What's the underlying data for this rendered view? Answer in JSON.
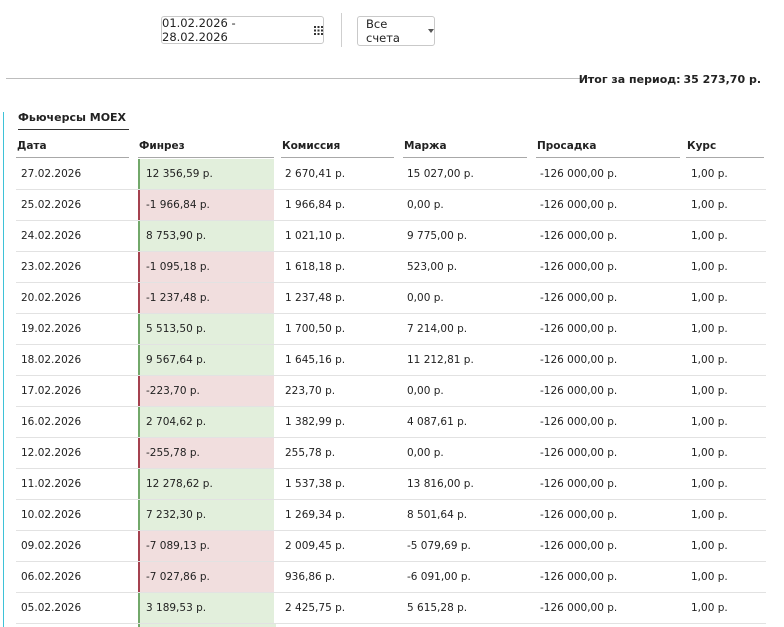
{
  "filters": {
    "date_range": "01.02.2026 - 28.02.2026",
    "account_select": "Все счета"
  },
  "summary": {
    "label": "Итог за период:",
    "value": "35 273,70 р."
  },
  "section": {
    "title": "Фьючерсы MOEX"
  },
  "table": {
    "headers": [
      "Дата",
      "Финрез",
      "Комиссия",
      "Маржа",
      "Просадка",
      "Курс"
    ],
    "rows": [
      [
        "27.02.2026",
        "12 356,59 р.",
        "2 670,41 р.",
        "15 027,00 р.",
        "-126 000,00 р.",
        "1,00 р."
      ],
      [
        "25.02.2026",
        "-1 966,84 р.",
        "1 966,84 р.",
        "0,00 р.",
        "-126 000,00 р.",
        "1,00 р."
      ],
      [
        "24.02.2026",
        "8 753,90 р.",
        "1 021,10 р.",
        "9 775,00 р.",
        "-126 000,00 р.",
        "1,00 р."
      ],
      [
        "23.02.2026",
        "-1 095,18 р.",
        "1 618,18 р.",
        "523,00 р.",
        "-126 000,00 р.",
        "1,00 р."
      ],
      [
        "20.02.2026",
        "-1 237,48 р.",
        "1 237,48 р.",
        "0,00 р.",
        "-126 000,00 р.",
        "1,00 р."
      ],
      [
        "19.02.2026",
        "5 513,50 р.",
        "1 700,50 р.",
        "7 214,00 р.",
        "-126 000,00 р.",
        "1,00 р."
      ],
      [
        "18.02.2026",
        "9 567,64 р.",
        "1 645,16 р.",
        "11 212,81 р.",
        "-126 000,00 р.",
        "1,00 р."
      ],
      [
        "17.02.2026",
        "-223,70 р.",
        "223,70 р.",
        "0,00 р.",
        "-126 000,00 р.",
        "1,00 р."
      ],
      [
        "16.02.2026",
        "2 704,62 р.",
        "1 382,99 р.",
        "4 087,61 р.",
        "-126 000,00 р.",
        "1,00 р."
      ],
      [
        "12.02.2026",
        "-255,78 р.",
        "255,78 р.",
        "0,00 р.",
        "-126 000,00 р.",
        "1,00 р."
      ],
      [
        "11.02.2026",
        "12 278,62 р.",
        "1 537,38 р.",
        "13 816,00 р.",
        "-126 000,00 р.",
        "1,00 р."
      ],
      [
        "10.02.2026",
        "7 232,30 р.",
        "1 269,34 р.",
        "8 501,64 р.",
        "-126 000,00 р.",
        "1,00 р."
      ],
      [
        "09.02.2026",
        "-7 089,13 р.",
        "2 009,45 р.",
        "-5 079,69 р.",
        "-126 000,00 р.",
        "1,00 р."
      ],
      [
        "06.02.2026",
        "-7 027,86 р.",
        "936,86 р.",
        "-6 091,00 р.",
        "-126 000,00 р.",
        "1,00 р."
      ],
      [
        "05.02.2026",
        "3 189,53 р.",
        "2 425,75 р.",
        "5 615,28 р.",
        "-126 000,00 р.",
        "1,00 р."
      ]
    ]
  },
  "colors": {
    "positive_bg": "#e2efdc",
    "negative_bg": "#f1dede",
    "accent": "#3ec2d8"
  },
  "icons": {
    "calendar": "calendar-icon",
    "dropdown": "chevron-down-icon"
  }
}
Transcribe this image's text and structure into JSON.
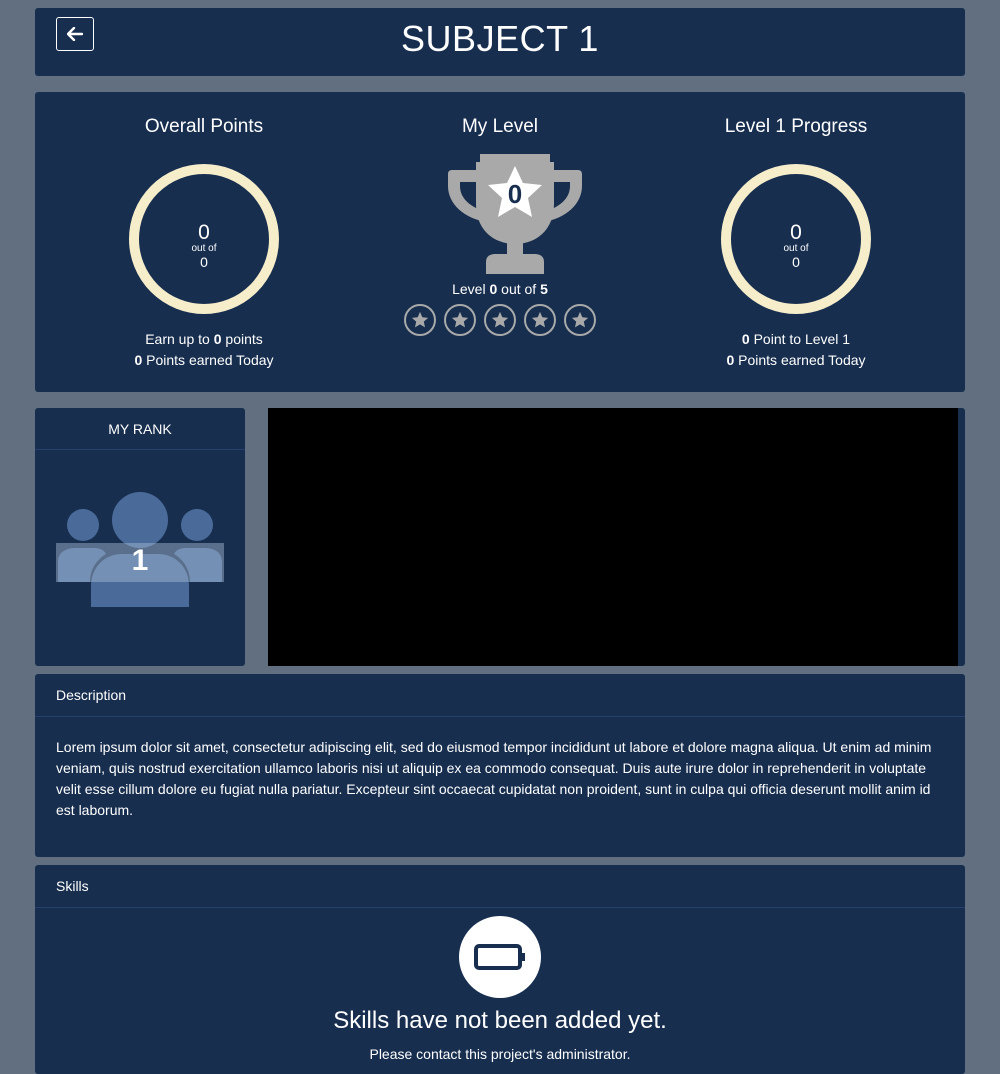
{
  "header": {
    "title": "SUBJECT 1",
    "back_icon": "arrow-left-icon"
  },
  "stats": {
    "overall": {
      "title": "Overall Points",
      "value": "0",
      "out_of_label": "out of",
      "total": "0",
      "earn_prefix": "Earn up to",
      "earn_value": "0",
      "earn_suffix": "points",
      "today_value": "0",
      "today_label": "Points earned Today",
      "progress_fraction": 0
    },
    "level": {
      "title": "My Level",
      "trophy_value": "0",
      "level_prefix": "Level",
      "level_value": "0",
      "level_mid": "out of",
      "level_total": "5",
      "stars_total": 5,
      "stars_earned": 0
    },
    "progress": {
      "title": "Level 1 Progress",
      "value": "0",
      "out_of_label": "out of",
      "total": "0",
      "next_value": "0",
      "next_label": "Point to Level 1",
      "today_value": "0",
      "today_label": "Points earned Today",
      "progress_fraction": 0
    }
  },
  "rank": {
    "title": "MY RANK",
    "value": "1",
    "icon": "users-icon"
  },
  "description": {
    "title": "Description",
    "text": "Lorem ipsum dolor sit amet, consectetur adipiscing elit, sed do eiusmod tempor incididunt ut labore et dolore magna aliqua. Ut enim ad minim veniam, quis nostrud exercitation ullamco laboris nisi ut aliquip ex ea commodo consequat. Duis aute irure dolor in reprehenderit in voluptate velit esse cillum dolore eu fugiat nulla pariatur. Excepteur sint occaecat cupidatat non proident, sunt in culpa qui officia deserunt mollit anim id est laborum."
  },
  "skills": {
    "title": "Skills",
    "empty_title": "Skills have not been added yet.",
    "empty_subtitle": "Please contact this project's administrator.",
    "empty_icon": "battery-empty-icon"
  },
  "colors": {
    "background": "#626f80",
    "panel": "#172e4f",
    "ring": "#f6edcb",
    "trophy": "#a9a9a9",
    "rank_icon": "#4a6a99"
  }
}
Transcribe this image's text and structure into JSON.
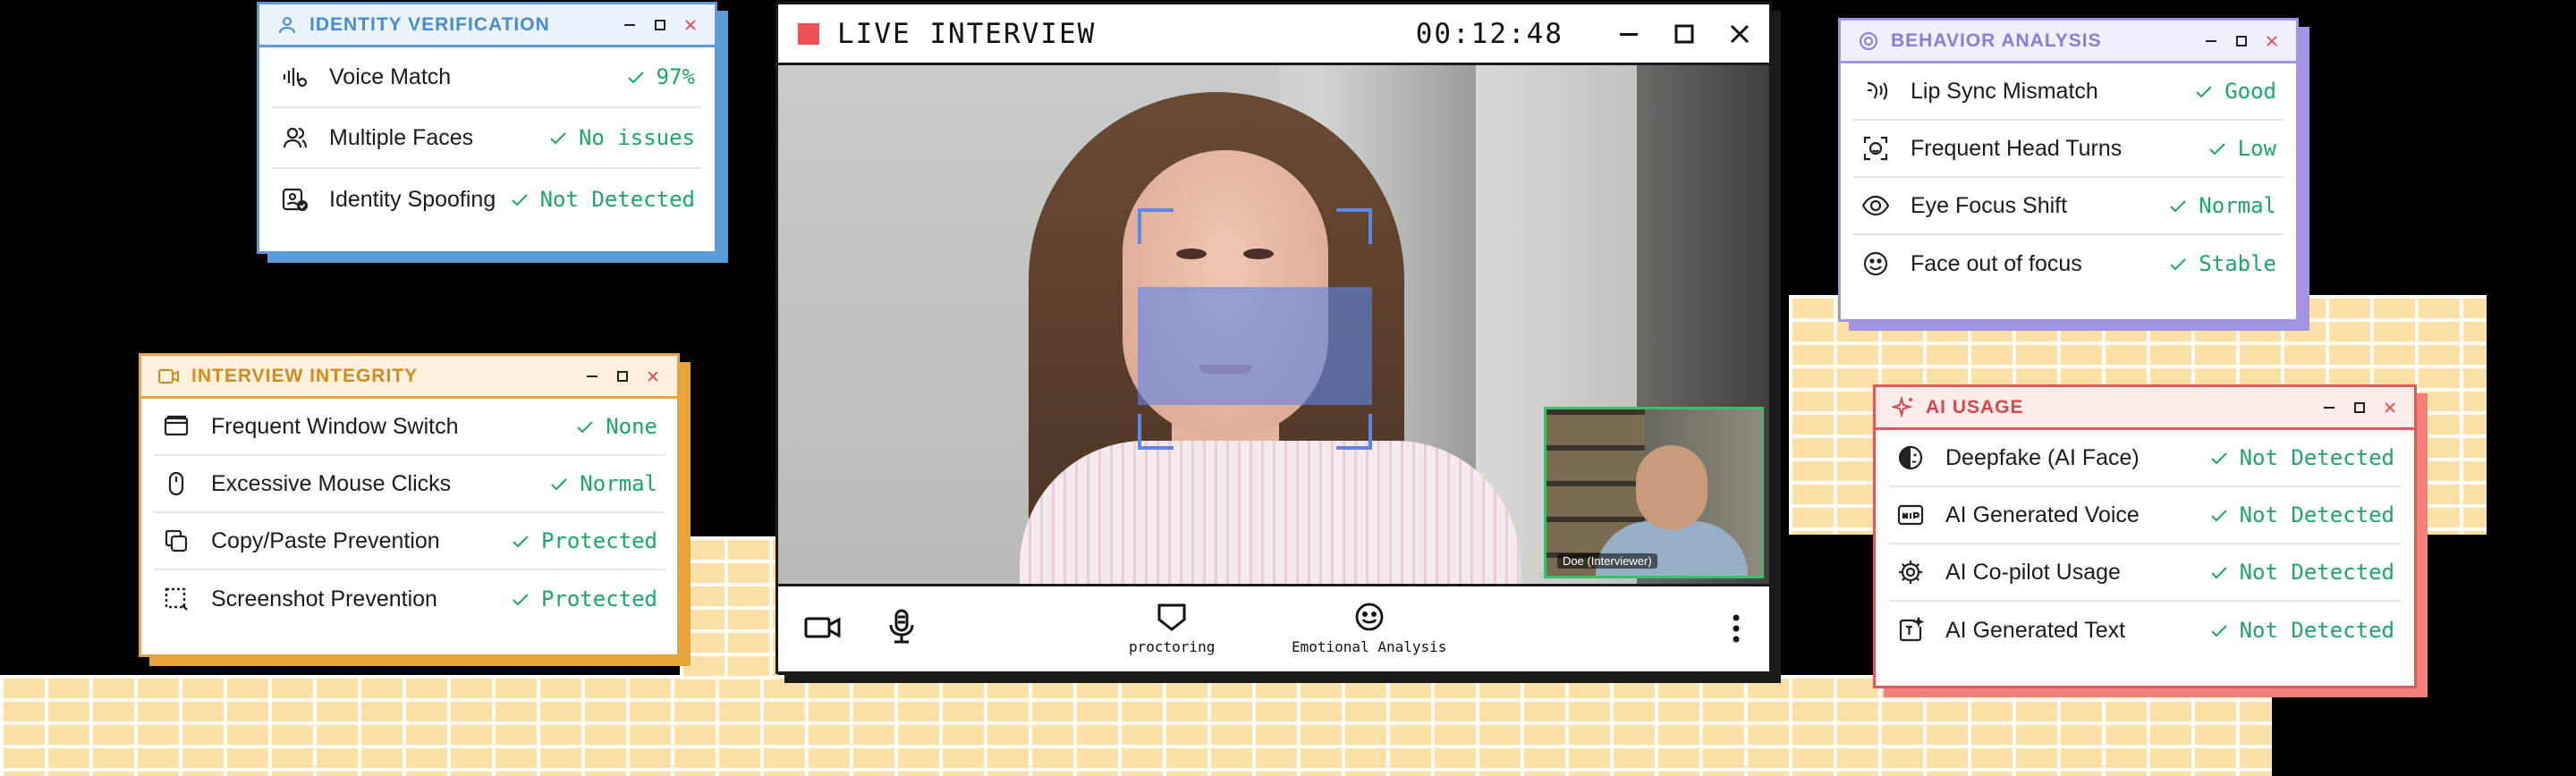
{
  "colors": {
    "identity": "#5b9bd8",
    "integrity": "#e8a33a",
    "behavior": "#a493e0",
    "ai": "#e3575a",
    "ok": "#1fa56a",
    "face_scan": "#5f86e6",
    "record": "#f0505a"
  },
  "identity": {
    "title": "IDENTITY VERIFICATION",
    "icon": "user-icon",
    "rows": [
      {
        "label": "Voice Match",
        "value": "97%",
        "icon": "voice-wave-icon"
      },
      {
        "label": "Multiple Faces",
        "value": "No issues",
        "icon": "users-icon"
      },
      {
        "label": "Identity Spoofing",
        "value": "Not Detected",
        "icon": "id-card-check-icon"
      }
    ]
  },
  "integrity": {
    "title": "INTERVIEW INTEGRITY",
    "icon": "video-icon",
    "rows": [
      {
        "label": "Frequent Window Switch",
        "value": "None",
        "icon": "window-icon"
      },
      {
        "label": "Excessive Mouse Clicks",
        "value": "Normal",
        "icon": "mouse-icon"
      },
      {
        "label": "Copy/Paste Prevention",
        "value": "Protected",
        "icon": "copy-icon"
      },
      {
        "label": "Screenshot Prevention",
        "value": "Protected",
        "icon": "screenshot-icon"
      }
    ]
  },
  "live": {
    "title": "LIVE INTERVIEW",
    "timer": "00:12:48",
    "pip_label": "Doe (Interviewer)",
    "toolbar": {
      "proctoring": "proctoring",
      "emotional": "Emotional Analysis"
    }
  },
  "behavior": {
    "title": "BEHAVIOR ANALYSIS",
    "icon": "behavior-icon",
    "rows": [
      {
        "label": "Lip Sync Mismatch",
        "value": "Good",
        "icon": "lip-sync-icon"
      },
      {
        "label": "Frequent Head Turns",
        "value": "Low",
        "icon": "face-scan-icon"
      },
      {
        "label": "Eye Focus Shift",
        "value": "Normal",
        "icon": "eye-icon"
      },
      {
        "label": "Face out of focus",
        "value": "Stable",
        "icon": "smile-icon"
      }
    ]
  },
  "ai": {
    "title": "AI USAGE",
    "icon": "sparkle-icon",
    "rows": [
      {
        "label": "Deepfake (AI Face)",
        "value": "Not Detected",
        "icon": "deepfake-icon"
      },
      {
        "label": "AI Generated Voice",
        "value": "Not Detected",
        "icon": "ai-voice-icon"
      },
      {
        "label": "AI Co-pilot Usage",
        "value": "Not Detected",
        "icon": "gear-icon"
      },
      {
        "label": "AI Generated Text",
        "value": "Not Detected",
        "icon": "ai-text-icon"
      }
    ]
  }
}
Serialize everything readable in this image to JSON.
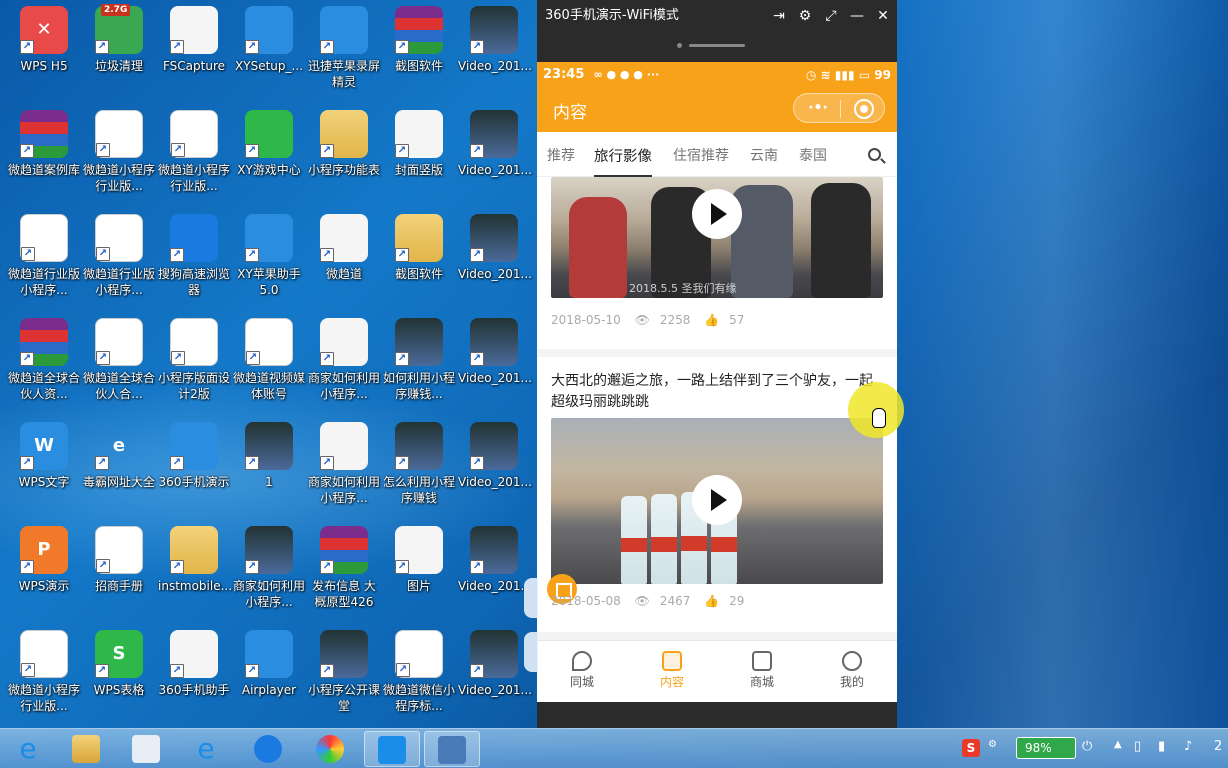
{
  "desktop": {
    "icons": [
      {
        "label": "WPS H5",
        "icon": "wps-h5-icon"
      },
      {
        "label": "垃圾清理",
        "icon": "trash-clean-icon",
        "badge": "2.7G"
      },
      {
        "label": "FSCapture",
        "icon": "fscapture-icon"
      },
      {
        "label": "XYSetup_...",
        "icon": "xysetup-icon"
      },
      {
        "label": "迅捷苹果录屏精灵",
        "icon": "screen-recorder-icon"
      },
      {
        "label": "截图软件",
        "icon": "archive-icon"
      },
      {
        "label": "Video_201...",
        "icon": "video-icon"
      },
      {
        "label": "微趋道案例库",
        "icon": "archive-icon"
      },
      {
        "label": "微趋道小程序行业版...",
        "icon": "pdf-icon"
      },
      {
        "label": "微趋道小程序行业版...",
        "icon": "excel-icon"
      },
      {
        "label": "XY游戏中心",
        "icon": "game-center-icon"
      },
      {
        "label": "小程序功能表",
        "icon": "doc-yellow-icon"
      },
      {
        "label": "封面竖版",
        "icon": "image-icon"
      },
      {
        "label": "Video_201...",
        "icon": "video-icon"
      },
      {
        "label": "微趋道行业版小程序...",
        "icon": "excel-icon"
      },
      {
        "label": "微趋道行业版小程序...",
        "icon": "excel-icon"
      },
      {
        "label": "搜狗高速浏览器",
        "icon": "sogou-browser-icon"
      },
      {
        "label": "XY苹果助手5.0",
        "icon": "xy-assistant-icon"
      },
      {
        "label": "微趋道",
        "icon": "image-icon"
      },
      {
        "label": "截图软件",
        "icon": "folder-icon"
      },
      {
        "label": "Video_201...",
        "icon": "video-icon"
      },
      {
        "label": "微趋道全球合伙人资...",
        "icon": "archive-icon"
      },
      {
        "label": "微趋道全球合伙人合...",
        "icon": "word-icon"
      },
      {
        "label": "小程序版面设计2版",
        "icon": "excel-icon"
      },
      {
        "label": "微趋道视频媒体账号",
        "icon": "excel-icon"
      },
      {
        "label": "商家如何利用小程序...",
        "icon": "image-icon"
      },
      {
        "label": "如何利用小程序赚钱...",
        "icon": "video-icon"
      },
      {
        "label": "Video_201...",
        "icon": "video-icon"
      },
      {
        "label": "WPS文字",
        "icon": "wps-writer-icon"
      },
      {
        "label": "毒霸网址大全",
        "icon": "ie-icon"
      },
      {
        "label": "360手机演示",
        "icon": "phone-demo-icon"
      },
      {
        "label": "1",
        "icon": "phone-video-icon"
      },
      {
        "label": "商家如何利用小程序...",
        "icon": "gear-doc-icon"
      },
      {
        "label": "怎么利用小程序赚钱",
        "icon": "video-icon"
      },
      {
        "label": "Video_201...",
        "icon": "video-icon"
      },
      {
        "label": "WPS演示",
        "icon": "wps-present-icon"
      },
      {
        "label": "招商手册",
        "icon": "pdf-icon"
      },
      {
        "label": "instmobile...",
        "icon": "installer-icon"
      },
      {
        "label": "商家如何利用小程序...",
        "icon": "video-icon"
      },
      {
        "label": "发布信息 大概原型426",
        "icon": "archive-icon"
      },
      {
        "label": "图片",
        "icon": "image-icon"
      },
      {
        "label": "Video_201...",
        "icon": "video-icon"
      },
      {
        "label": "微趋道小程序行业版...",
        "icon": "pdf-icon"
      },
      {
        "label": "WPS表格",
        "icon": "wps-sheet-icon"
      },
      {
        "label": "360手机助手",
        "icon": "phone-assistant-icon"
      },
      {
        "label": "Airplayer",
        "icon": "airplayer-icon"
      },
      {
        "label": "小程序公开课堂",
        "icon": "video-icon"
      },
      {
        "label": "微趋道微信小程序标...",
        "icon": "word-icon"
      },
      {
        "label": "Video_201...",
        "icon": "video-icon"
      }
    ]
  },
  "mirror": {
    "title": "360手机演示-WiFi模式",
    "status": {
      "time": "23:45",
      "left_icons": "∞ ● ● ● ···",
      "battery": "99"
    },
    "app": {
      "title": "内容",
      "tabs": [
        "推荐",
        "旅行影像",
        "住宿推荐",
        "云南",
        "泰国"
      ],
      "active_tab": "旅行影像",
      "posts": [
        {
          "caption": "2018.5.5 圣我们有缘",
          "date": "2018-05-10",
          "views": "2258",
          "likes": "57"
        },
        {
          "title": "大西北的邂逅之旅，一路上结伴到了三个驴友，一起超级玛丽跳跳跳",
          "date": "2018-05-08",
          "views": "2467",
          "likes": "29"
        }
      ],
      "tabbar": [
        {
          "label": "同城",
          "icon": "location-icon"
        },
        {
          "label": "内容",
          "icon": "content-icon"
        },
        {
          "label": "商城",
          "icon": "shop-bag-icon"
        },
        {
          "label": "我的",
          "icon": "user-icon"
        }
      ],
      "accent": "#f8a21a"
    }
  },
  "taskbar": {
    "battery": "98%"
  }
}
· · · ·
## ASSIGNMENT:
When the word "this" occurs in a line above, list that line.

## EXERCISE SOLUTION:
What's the underlying data for this rendered view? Answer in JSON.
Transcribe this image's text and structure into JSON.
    "empty_subtitle": "Please contact this project's administrator.",
Transcribe this image's text and structure into JSON.
Serialize everything readable in this image to JSON.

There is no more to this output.